“They are using a smokescreen to take out just about everything they can. In this case, they are whacking names,” said Dale Harrison, retired assistant director of the Sunshine Center at Elon University in North Carolina.

“When an individual contacts a public official, whether they are doing it by an open meeting or doing it by memo, they are talking about public business. This is going to make doing public business more difficult,” Harrison said.

The Elon, N.C.-center is a nonpartisan coalition that favors open access to government activity, records and meetings.

The bill’s sponsor, Delegate Mark Cole, R-Fredericksburg, said he drafted the measure to respect the privacy of his constituents.

“The impetus (of the bill) is privacy of the people that contact local government, for instance, about child support or disciplinary issues in school. Localities should have the power to redact personal information,” said Cole. “The decision about what is worthy of exemption is made by local government officials but could be challenged by a judge.”

Diana Lopez, senior editor at the Sunshine Review, a Chicago-based nonprofit transparency watchdog, said the proposal’s narrow scope of “public business” is ripe for abuse.

“This has the potential to be used in an overly broad manner,” she said. “The assumption is the information is private, which isn’t necessarily a good thing. The assumption should be that information is public. It is the government’s job to prove that it is not.”

State Sen. Dave Marsden, D-Burke, said the proposal strikes the right balance between transparency and privacy, noting that FOIA still would reveal what lawmakers say in their private emails.

“I look at it as a speech issue,” he said. “I understand that it impacts transparency, but I don’t want people to be inhibited in contacting their legislator.”

The bill passed the House by a 97-1 vote earlier this month. Delegate Kaye Kory, D-Falls Church, cast the lone dissenting vote.

“Having been an elected official for more than 10 years, I think it is really important that constituent conversations remain transparent,” Kory said. “Transparency and ‘sunshine’ are more important than practically anything else in government. We should not be chipping away at FOIA regulations. Businesses having conversations with lawmakers should also be accessible to people seeking info. Transparency in those interactions is key.
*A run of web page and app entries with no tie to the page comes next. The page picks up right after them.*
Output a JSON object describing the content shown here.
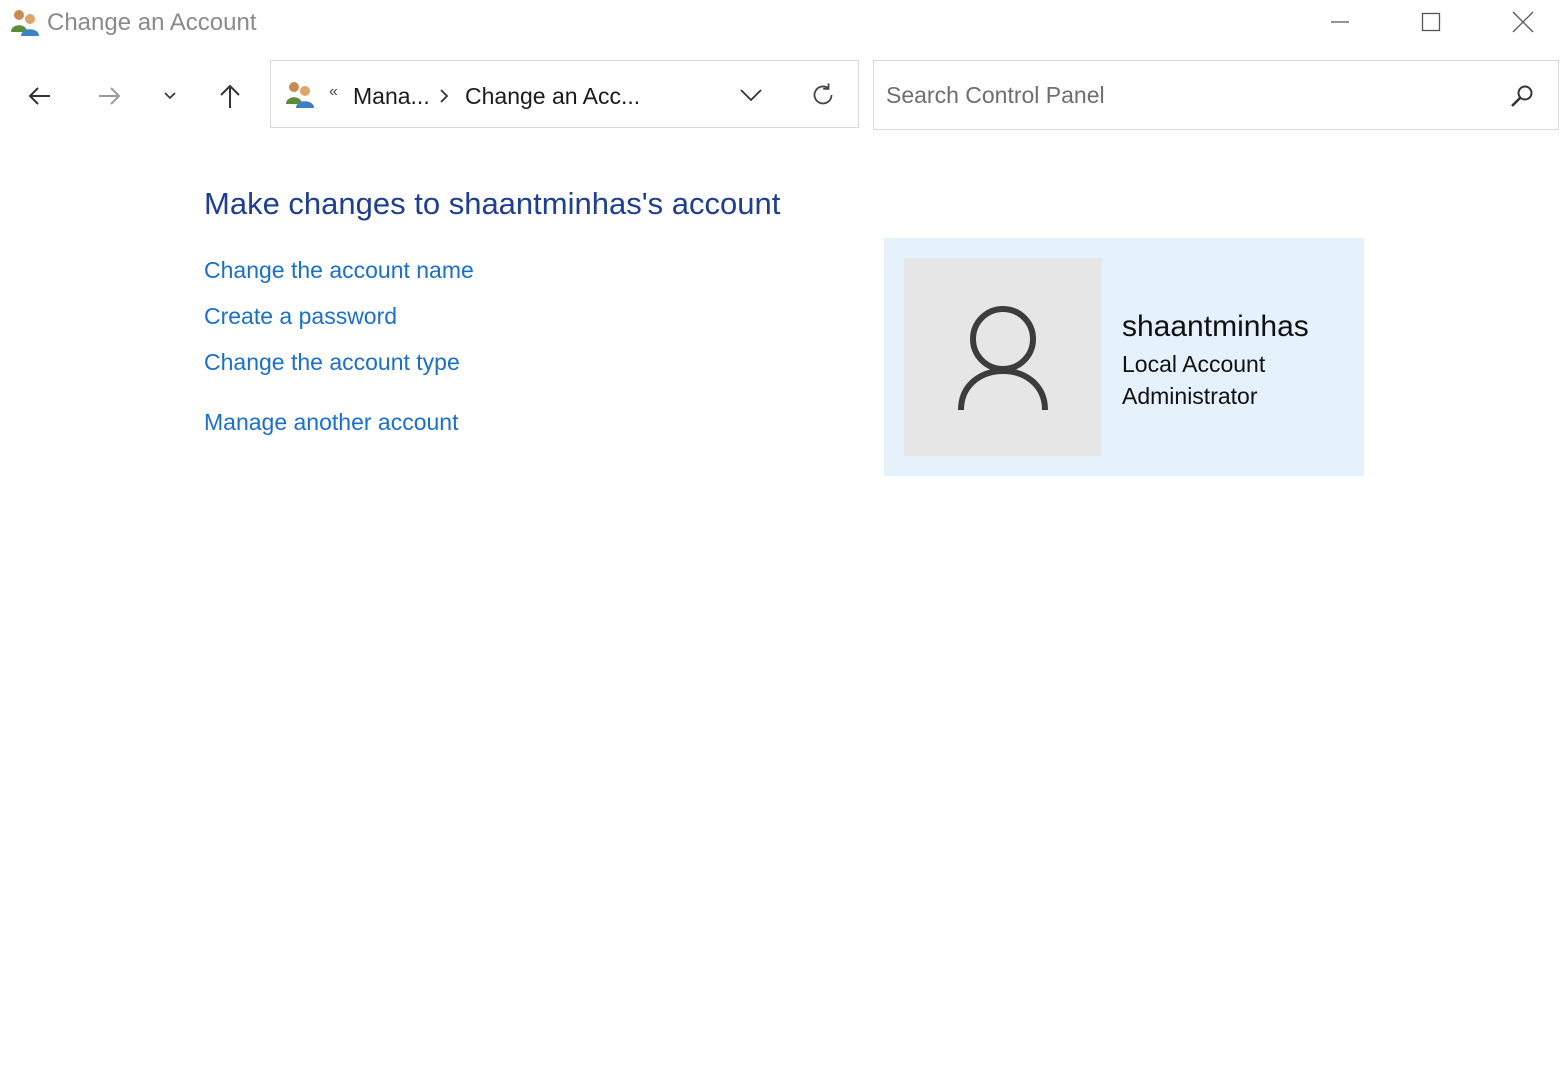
{
  "window": {
    "title": "Change an Account",
    "icon": "user-accounts-icon",
    "controls": {
      "minimize_icon": "minimize-icon",
      "maximize_icon": "maximize-icon",
      "close_icon": "close-icon"
    }
  },
  "navigation": {
    "back_icon": "arrow-left-icon",
    "forward_icon": "arrow-right-icon",
    "recent_icon": "chevron-down-icon",
    "up_icon": "arrow-up-icon"
  },
  "address_bar": {
    "overflow": "«",
    "breadcrumbs": [
      {
        "label": "Mana..."
      },
      {
        "label": "Change an Acc..."
      }
    ],
    "separator_icon": "chevron-right-icon",
    "dropdown_icon": "chevron-down-icon",
    "refresh_icon": "refresh-icon"
  },
  "search": {
    "placeholder": "Search Control Panel",
    "value": "",
    "icon": "search-icon"
  },
  "main": {
    "heading": "Make changes to shaantminhas's account",
    "links": [
      {
        "label": "Change the account name"
      },
      {
        "label": "Create a password"
      },
      {
        "label": "Change the account type"
      },
      {
        "label": "Manage another account"
      }
    ]
  },
  "account": {
    "name": "shaantminhas",
    "type": "Local Account",
    "role": "Administrator",
    "avatar_icon": "user-avatar-icon"
  },
  "colors": {
    "heading": "#1e3f8f",
    "link": "#1a6fc9",
    "card_background": "#e5f1fb",
    "avatar_background": "#e6e6e6"
  }
}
Lopez said that while it is common to redact government officials’ information, such as police officers’ names, for their protection, she knows of no law that removes the names of residents who contact public officials. A similar measure is being debated in Pennsylvania.
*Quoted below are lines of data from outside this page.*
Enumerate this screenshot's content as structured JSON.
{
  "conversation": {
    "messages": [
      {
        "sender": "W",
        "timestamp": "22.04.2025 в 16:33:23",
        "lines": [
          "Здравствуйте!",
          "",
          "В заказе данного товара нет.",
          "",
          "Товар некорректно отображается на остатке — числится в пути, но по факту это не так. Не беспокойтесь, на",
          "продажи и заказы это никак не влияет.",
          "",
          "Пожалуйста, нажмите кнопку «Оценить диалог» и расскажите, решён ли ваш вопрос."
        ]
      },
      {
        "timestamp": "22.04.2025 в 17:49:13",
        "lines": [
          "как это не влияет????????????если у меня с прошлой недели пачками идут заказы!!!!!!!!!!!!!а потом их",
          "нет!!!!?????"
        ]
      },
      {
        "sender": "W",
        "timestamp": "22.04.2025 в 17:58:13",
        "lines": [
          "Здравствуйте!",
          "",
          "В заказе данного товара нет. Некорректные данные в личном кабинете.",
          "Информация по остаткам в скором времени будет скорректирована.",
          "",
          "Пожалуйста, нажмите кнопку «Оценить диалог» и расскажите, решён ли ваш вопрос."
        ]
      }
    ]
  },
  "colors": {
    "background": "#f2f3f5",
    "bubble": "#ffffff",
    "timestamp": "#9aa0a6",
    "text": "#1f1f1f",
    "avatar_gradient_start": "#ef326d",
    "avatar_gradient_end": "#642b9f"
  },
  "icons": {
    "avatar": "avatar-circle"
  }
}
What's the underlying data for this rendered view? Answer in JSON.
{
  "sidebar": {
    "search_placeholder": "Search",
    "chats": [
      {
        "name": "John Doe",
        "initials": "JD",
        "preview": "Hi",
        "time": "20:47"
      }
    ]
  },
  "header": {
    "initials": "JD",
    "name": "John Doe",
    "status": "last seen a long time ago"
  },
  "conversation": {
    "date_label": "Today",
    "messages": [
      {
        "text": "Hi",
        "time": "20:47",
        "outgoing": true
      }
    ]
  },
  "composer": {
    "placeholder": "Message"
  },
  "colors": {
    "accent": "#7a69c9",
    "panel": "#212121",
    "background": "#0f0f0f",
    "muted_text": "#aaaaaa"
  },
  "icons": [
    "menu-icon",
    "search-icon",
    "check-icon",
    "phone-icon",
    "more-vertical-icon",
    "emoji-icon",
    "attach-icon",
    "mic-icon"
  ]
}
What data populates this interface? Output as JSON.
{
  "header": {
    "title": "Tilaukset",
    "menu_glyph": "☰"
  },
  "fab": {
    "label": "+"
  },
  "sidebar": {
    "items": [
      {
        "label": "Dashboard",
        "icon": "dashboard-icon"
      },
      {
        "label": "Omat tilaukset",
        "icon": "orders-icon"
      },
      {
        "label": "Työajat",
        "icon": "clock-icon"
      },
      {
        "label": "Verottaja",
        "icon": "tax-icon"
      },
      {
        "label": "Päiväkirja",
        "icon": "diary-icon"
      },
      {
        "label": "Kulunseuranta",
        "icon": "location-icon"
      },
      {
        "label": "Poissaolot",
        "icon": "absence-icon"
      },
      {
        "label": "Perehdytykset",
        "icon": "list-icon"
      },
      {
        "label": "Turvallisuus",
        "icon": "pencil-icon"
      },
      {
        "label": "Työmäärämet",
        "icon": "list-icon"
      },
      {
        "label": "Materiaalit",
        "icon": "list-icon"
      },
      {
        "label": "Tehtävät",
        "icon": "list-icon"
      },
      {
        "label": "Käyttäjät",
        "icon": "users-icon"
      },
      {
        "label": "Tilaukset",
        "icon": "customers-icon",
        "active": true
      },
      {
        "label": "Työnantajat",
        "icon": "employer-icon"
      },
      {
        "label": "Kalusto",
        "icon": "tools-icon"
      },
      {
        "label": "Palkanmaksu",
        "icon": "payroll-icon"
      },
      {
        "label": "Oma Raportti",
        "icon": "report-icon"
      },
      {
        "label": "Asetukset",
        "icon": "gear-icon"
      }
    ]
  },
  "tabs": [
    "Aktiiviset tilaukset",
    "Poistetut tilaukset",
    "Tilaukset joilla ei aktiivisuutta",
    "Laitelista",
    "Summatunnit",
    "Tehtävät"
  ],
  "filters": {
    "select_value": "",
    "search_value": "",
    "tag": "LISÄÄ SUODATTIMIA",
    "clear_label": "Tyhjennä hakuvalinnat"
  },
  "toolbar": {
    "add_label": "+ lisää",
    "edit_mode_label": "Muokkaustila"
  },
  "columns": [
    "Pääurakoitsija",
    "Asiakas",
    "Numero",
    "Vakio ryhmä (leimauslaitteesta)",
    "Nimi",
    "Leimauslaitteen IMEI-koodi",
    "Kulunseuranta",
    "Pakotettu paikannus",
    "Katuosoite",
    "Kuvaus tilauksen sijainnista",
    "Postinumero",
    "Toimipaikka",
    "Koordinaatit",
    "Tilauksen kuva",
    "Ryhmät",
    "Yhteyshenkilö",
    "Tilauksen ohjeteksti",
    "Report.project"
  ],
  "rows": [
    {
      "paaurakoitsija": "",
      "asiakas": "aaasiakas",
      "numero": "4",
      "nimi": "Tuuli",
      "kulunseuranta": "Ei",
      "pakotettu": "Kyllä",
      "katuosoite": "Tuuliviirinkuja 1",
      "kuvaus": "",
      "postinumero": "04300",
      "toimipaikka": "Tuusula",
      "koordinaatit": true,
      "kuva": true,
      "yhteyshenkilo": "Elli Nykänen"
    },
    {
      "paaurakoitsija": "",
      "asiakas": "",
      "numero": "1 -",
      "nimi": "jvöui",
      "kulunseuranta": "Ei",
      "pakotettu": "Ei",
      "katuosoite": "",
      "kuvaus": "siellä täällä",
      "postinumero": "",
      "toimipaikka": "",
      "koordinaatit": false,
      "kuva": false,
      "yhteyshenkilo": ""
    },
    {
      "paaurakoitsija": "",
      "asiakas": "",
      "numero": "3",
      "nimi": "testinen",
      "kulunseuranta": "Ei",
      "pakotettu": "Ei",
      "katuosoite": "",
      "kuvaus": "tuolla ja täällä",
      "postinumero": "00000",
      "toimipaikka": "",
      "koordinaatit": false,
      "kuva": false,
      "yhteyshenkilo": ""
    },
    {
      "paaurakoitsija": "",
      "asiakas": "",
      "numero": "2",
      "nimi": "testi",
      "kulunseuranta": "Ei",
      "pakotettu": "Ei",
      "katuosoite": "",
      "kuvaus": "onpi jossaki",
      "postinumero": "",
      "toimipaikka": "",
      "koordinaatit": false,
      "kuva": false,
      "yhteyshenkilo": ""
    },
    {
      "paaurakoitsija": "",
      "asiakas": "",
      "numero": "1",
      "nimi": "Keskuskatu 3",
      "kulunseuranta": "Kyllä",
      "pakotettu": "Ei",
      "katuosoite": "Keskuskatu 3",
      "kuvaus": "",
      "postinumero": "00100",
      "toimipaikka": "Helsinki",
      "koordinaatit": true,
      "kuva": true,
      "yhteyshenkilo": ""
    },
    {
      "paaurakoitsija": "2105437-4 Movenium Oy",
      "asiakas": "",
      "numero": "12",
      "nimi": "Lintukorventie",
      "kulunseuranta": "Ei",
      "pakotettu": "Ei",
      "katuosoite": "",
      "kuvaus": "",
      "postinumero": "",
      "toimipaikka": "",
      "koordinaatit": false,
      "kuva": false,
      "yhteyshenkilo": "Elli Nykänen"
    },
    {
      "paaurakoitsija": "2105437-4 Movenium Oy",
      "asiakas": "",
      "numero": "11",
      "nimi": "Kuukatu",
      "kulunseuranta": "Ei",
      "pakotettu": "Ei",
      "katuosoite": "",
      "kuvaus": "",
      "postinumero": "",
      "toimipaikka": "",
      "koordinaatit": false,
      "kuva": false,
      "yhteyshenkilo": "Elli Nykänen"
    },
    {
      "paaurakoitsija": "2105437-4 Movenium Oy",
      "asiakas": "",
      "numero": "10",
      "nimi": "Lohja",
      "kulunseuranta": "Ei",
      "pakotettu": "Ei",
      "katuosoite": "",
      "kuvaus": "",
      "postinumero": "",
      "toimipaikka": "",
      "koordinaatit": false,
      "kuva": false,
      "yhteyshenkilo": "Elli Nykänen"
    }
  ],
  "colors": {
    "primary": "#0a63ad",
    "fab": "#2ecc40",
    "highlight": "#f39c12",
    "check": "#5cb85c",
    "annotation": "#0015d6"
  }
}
The proposal now awaits Gov. Bob McDonnell’s signature. Spokeswoman Taylor Thornley said the governor has yet to review the measure, which passed the Senate, 23-17.